# Research avenues

Mild optimization is a proposed avenue for direct attack on the central difficulty of Goodhart’s Curse and all the other difficulties it exacerbates. Obviously, if our formulation of mild optimization is not *perfect,* Goodhart’s Curse may well select for any place where our notion of ‘mild optimization’ turns out to have a loophole that allows a lot of optimization. But insofar as some version of mild optimization is working most of the time, it could avoid blowing up things that would otherwise blow up. See also Tasks.

Similarly, conservative strategies can be seen as a more indirect attack on some forms of Goodhart’s Curse—we try to stick to a conservative boundary drawn around previously whitelisted instances of the goal concept, or to using strategies similar to previously whitelisted strategies.
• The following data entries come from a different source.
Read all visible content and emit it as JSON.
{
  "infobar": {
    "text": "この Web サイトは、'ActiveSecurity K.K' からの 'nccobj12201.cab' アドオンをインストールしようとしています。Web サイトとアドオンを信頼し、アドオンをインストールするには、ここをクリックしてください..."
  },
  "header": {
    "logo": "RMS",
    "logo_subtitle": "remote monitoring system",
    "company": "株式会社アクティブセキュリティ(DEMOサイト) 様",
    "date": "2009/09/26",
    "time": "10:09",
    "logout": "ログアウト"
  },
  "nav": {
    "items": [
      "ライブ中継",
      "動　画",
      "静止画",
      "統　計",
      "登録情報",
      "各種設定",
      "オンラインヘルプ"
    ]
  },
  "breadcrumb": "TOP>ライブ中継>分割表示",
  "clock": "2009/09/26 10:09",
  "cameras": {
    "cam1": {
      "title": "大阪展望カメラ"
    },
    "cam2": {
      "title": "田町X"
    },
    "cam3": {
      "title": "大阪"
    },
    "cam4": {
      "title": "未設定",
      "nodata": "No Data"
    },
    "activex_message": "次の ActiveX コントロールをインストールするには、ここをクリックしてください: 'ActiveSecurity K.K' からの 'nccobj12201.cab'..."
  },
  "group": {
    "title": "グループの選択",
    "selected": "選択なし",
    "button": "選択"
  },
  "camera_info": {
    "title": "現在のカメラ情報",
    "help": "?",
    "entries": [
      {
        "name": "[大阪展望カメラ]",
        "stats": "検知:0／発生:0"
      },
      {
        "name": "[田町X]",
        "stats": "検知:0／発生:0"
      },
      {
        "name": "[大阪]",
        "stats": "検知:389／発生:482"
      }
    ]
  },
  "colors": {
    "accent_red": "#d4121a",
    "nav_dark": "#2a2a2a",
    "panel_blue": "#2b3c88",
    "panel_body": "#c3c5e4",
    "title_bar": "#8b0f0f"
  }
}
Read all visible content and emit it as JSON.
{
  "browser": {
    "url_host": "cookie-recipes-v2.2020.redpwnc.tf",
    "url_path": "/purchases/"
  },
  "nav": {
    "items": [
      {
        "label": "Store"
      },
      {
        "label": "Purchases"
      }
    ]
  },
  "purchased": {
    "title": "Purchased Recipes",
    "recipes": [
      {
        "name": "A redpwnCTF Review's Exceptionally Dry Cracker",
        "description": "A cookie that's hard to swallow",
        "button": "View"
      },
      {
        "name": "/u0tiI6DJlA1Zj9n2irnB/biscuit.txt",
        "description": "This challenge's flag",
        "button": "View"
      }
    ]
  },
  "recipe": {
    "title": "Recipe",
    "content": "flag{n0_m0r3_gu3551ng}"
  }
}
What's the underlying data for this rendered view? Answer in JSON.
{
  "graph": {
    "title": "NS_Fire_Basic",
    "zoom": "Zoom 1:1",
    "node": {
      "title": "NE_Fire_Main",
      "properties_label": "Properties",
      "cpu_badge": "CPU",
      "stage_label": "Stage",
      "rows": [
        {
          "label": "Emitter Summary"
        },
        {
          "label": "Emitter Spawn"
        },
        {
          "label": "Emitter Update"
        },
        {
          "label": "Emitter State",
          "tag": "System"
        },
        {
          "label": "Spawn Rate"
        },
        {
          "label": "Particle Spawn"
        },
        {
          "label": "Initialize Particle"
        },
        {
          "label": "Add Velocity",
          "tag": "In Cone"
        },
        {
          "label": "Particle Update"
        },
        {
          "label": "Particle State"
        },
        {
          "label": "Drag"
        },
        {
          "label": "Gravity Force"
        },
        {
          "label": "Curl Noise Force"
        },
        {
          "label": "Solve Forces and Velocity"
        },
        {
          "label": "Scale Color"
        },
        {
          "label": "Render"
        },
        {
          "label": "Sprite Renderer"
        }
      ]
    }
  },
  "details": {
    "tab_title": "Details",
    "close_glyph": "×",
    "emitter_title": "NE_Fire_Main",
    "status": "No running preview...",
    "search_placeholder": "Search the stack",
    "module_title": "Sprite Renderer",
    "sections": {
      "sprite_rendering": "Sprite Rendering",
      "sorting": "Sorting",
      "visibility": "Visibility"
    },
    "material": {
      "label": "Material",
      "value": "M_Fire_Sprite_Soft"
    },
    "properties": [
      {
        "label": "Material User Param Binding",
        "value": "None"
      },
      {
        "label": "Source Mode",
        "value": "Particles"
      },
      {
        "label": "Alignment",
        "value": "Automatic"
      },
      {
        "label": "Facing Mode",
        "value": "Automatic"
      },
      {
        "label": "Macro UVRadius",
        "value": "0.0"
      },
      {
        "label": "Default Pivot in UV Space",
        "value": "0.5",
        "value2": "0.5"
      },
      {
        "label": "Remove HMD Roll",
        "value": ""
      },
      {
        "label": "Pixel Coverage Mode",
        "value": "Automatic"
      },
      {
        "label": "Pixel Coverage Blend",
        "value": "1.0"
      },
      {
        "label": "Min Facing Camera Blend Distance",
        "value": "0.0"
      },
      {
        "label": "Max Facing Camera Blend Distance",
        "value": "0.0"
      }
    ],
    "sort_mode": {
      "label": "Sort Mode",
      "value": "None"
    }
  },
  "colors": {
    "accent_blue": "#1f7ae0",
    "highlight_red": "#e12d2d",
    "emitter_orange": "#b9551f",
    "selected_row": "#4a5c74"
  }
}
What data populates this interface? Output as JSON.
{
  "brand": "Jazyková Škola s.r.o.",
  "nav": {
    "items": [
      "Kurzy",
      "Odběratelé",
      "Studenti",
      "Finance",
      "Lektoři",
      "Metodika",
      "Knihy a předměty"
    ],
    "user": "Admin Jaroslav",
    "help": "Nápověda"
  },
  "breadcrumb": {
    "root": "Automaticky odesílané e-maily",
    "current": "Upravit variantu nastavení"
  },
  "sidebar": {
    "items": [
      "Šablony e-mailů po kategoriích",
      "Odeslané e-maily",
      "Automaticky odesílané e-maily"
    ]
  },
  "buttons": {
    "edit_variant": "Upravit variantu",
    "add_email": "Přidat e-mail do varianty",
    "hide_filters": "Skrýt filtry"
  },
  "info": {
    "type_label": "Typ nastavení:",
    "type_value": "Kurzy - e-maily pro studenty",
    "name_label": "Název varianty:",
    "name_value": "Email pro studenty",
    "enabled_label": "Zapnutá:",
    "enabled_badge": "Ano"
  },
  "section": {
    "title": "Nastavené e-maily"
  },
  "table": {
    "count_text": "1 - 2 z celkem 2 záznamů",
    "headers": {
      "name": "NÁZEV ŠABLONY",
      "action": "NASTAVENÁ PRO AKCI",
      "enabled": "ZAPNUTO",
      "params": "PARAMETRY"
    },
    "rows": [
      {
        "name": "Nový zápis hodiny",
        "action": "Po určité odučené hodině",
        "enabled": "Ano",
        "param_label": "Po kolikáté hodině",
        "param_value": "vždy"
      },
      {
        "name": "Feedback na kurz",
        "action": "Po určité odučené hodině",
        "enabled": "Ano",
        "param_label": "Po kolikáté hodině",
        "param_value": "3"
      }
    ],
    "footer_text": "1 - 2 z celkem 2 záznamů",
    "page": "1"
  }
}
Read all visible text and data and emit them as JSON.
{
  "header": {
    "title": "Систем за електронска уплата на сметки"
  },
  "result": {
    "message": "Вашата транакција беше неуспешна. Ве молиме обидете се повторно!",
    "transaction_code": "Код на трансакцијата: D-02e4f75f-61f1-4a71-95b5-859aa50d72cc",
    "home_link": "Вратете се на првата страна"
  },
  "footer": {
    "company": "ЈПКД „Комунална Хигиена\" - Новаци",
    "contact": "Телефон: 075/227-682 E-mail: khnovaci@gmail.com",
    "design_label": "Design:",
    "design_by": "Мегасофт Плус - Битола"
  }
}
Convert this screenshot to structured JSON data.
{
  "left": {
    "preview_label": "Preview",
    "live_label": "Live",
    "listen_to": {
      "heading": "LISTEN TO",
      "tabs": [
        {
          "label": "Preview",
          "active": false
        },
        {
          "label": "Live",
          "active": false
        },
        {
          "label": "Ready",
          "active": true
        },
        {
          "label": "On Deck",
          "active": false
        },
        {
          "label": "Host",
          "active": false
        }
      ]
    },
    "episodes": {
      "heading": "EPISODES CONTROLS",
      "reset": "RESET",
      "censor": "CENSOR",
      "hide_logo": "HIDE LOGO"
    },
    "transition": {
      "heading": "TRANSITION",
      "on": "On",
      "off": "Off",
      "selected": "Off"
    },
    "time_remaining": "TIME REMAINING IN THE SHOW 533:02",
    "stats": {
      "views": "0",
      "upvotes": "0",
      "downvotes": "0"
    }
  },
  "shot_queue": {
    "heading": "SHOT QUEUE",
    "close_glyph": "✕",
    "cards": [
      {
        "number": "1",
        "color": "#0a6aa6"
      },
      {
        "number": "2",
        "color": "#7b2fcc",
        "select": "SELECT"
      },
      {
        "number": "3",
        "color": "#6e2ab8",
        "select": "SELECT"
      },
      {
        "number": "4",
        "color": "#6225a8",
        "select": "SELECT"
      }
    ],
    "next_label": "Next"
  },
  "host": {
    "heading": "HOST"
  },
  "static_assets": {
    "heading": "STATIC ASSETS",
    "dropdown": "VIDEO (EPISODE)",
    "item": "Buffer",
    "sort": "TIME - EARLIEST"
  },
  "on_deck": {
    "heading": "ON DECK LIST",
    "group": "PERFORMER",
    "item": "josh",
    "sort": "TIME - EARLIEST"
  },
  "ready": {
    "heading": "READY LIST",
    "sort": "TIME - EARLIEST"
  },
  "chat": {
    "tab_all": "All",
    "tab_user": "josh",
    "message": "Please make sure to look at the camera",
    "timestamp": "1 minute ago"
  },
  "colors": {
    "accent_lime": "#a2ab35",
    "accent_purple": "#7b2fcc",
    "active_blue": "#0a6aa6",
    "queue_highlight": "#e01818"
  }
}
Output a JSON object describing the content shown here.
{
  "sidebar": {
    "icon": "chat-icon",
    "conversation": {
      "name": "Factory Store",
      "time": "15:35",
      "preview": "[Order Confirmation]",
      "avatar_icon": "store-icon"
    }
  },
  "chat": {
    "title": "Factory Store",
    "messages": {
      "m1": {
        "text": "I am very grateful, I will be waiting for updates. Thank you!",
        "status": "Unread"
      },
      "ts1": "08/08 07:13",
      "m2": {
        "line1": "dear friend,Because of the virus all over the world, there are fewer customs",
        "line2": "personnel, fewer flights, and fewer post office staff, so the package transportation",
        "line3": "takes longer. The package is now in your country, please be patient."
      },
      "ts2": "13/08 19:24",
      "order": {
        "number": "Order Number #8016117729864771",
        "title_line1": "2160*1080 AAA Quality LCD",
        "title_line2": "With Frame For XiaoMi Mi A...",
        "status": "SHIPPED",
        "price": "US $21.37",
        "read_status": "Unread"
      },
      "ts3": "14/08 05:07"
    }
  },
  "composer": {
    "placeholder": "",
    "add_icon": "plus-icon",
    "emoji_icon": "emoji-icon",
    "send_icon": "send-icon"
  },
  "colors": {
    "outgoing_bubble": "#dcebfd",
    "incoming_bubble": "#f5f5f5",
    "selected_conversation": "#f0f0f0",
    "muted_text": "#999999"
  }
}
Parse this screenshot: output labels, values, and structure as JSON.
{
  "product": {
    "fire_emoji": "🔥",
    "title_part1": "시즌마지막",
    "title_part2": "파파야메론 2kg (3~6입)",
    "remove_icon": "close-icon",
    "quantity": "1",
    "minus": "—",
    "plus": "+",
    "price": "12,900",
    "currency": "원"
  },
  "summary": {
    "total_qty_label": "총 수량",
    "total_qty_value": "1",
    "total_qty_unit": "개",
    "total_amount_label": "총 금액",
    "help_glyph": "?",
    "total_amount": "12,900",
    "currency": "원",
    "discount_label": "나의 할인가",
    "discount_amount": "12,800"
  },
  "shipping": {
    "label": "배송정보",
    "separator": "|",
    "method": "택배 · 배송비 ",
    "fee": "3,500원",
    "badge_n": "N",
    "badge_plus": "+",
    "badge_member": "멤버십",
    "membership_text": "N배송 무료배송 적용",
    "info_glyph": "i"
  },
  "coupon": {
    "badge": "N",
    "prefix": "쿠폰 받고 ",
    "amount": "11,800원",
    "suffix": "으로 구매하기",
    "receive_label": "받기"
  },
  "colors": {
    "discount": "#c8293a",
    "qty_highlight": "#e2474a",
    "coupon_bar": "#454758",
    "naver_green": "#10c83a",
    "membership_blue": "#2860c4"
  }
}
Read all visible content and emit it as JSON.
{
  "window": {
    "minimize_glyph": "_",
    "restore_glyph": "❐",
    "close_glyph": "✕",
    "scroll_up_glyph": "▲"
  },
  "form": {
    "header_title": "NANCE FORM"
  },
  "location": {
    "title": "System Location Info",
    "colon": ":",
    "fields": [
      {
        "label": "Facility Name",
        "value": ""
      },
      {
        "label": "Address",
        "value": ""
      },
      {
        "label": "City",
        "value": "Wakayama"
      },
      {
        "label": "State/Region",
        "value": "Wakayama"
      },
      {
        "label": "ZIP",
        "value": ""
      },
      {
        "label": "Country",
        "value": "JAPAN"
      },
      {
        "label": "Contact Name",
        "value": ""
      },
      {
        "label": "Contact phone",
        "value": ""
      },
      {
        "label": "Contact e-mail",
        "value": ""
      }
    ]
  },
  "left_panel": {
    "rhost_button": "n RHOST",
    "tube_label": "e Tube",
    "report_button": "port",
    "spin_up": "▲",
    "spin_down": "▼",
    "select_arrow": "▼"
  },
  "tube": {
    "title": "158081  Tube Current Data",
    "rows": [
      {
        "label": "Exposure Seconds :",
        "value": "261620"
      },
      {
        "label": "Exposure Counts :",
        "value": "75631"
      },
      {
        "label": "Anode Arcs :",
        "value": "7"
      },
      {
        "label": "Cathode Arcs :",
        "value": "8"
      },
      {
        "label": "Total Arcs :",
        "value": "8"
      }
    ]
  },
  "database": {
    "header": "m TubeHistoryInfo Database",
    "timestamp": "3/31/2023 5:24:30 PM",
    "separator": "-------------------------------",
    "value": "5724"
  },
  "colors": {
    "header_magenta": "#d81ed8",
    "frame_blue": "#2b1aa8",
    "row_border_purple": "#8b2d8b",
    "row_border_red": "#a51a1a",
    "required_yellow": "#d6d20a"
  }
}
This averts searching a much huger space of possibilities that would be more likely to contain errors somewhere. But Goodhart’s Curse might single out what constitutes a ‘conservative’ boundary, if our definition is less than absolutely perfect.

Parents:

- Advanced safety
An agent is

*really*safe when it has the capacity to do anything, but chooses to do what the programmer wants.

On “Conditions for Goodhart’s curse”: It seems like with AI the curse happens mostly when V is defined in terms of some high-level features of the state, which are normally not easily maximized. I.e., V is something like a neural network \(V:s \mapsto V(s)\) where \(s\) is the state.

Now suppose U’ is a neural network which outputs the AI’s estimate of these features. The AI can then manipulate the state/input to maximize these features. That’s just the standard problem of adversarial examples.

So it seems like the conditions we’re looking for are generally met in the common setting were adversarial examples do work to maximize some loss function. One requirement there is that the input space is high-dimensional.

So why doesn’t the 2D Gaussian example go wrong? There’s no high-level features to optimize by using the flexibility of the input space.

On the other hand, you don’t need a flexible input space to fall prey to the winner’s curse. Instead of using the high flexibility of the input space you use the ‘high flexibility’ of the noise if you have many data points. The noise will take any possible value with enough data, causing the winner’s curse. If you care about a feature that is

boundedunder the real-world distribution but the noise that is unbounded, you will find that the most promising-looking data points are maximizing the noise.There’s a noise-free (i.e. no measurement errors) variant of the winner’s curse which suggests another connection to adversarial examples. If you simply have \(n\) data points and pick the one that maximizes some outcome measure, you can conceptualize this as evolutionary optimization in the input space. Usually, adversarial examples are generated by following the gradient in the input space. Instead, the winner’s curse uses evolutionary optimization.

Another, speculative point:

If \(V\) and \(U\) were my utility function and my friend’s, my intuition is that an agent that optimizes the wrong function would act more robustly. If true, this may support the theory that Goodhart’s curse for AI alignment would be to a large extent a problem of defending against adversarial examples by learning robust features similar to human ones. Namely, the robust response may be because me and my friend have learned similar robust, high-level features; we just give them different importance.